Profit, says author and environmental historian Mark Stoll, is “a history of capitalism that seeks to explain both how capitalism changed the natural world and how the environment shaped capitalism.” It’s a wide-ranging book that takes readers from antiquity all the way to today’s internet-powered global consumerism, exploring the environmental consequences along the way.
Capitalism has emerged in a series of stages, from Greek and Roman merchants, through the ages of empire, plantation capitalism, and the Industrial Revolution. Each of these had different technologies and ideas, such as the development of more sophisticated accounting techniques or trading currencies.
Each stage had an environmental impact as well. This is something that tends to get discussed from the industrial era onwards, focusing on pollution or climate change. There was always a cost though, in lost forests or depleted soils. With each advance of the economy, the potential damage to the environment increases. Each time it is an acceleration of an existing pattern: “we profit and have always profited at nature’s expense.”
It’s interesting to see some early examples of problems that concern us today. Waste batteries from electric cars, for example, echoes a previous problem with battery pollution from America’s early telegraph network. Environmental problems have moved too, and different places have risen to prominence and then fallen away as resources were depleted or industrial production shifted. Swansea was at one point the global centre of copper production, with all the pollution that entailed. Changes in the climate also had an affect – periods of unusual cold devastated populations in Northern Europe, but benefitted farmers in the Middle East.
In telling the story, Stoll picks up on a few key characters and weaves the history around their life stories. Andrew Carnegie serves as a case study in steel production and the changes it enabled. Jeff Bezos takes us into consumer capitalism.
As I’m more familiar with the later stages of the story, I learned more from the early chapters. It’s fascinating to see how the Roman Empire needed ‘sacrifice zones’, polluted elsewheres around mines and smelting operations. Or how deforestation was so widespread that it potentially affected rainfall patterns, driving regional changes to the climate. As capitalism has progressed and expanded, more and more places around the world have been drawn into this dynamic, but it’s always been there. And to get us out of the climate and biodiversity crisis we’re in today, we need forms of industry and commerce that are regenerative rather than extractive.

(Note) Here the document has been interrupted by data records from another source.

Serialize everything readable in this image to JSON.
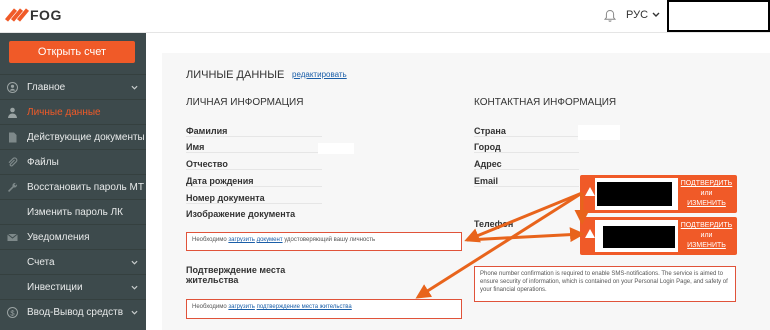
{
  "header": {
    "logo_text": "FOG",
    "language": "РУС"
  },
  "sidebar": {
    "cta_label": "Открыть счет",
    "items": [
      {
        "label": "Главное",
        "icon": "circle-user-icon",
        "chevron": true,
        "active": false
      },
      {
        "label": "Личные данные",
        "icon": "person-icon",
        "chevron": false,
        "active": true
      },
      {
        "label": "Действующие документы",
        "icon": "document-icon",
        "chevron": false,
        "active": false
      },
      {
        "label": "Файлы",
        "icon": "paperclip-icon",
        "chevron": false,
        "active": false
      },
      {
        "label": "Восстановить пароль МТ",
        "icon": "wrench-icon",
        "chevron": false,
        "active": false
      },
      {
        "label": "Изменить пароль ЛК",
        "icon": "",
        "chevron": false,
        "active": false
      },
      {
        "label": "Уведомления",
        "icon": "envelope-icon",
        "chevron": false,
        "active": false
      },
      {
        "label": "Счета",
        "icon": "",
        "chevron": true,
        "active": false
      },
      {
        "label": "Инвестиции",
        "icon": "",
        "chevron": true,
        "active": false
      },
      {
        "label": "Ввод-Вывод средств",
        "icon": "dollar-icon",
        "chevron": true,
        "active": false
      }
    ]
  },
  "main": {
    "title": "ЛИЧНЫЕ ДАННЫЕ",
    "edit_link": "редактировать",
    "personal": {
      "heading": "ЛИЧНАЯ ИНФОРМАЦИЯ",
      "fields": [
        "Фамилия",
        "Имя",
        "Отчество",
        "Дата рождения",
        "Номер документа",
        "Изображение документа"
      ],
      "notice_prefix": "Необходимо ",
      "notice_link1": "загрузить",
      "notice_link2": "документ",
      "notice_suffix": " удостоверяющий вашу личность"
    },
    "residence": {
      "heading_line1": "Подтверждение места",
      "heading_line2": "жительства",
      "notice_prefix": "Необходимо ",
      "notice_link1": "загрузить",
      "notice_link2": "подтверждение места жительства"
    },
    "contact": {
      "heading": "КОНТАКТНАЯ ИНФОРМАЦИЯ",
      "fields": [
        "Страна",
        "Город",
        "Адрес",
        "Email",
        "Телефон"
      ],
      "confirm_label": "ПОДТВЕРДИТЬ",
      "or_label": "или",
      "change_label": "ИЗМЕНИТЬ",
      "sms_notice": "Phone number confirmation is required to enable SMS-notifications. The service is aimed to ensure security of information, which is contained on your Personal Login Page, and safety of your financial operations."
    },
    "annotation_color": "#e8641c"
  }
}
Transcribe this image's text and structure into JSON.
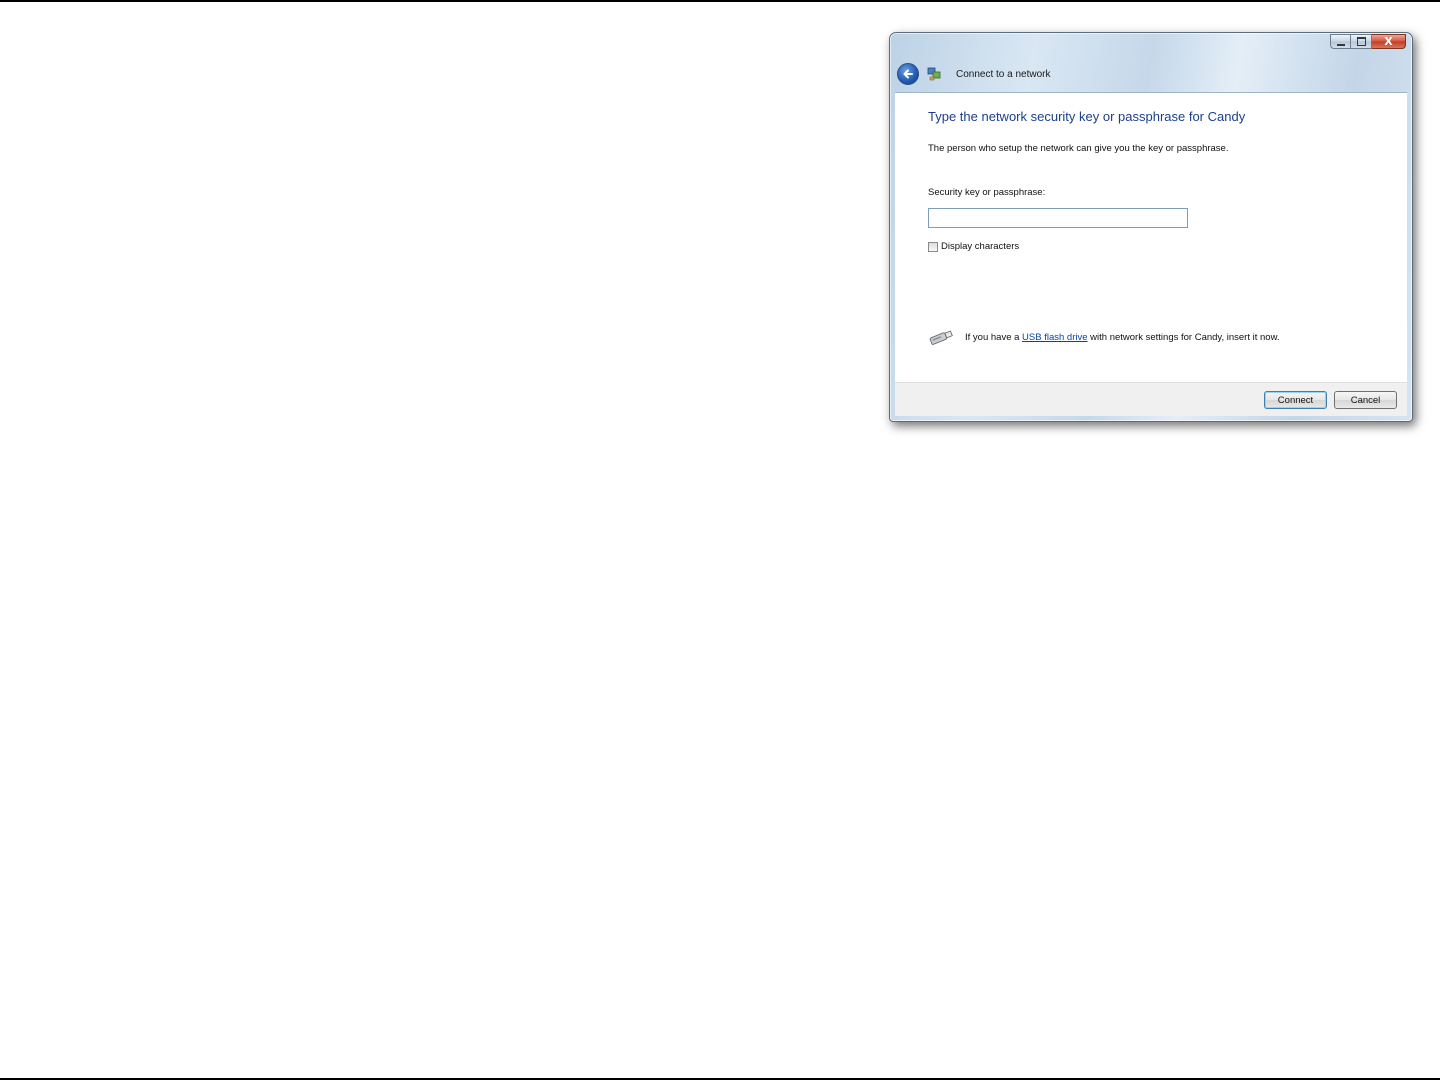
{
  "window": {
    "title": "Connect to a network",
    "close_glyph": "X"
  },
  "content": {
    "heading": "Type the network security key or passphrase for Candy",
    "description": "The person who setup the network can give you the key or passphrase.",
    "key_label": "Security key or passphrase:",
    "key_value": "",
    "display_characters_label": "Display characters",
    "display_characters_checked": false,
    "usb": {
      "prefix": "If you have a ",
      "link_text": "USB flash drive",
      "suffix": " with network settings for Candy, insert it now."
    }
  },
  "footer": {
    "connect_label": "Connect",
    "cancel_label": "Cancel"
  },
  "icons": {
    "back": "back-arrow-icon",
    "network": "network-icon",
    "usb": "usb-drive-icon"
  },
  "colors": {
    "heading": "#1c3f8c",
    "link": "#0645ad",
    "close_button": "#c23b22"
  }
}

Of course, the story of capitalism is not a tale of unremitting woe, and it would be misguided to only describe the negatives. As Stoll writes in the introduction, there are two aspects to the word ‘profit’. There’s the suggestion of surplus and extraction, something taken. To profit from something is also to benefit from it, and the book’s title has been chosen to reflect both meanings. The challenge for the future is to keep the benefits while eliminating and restoring the damage that capitalism has tended to leave behind.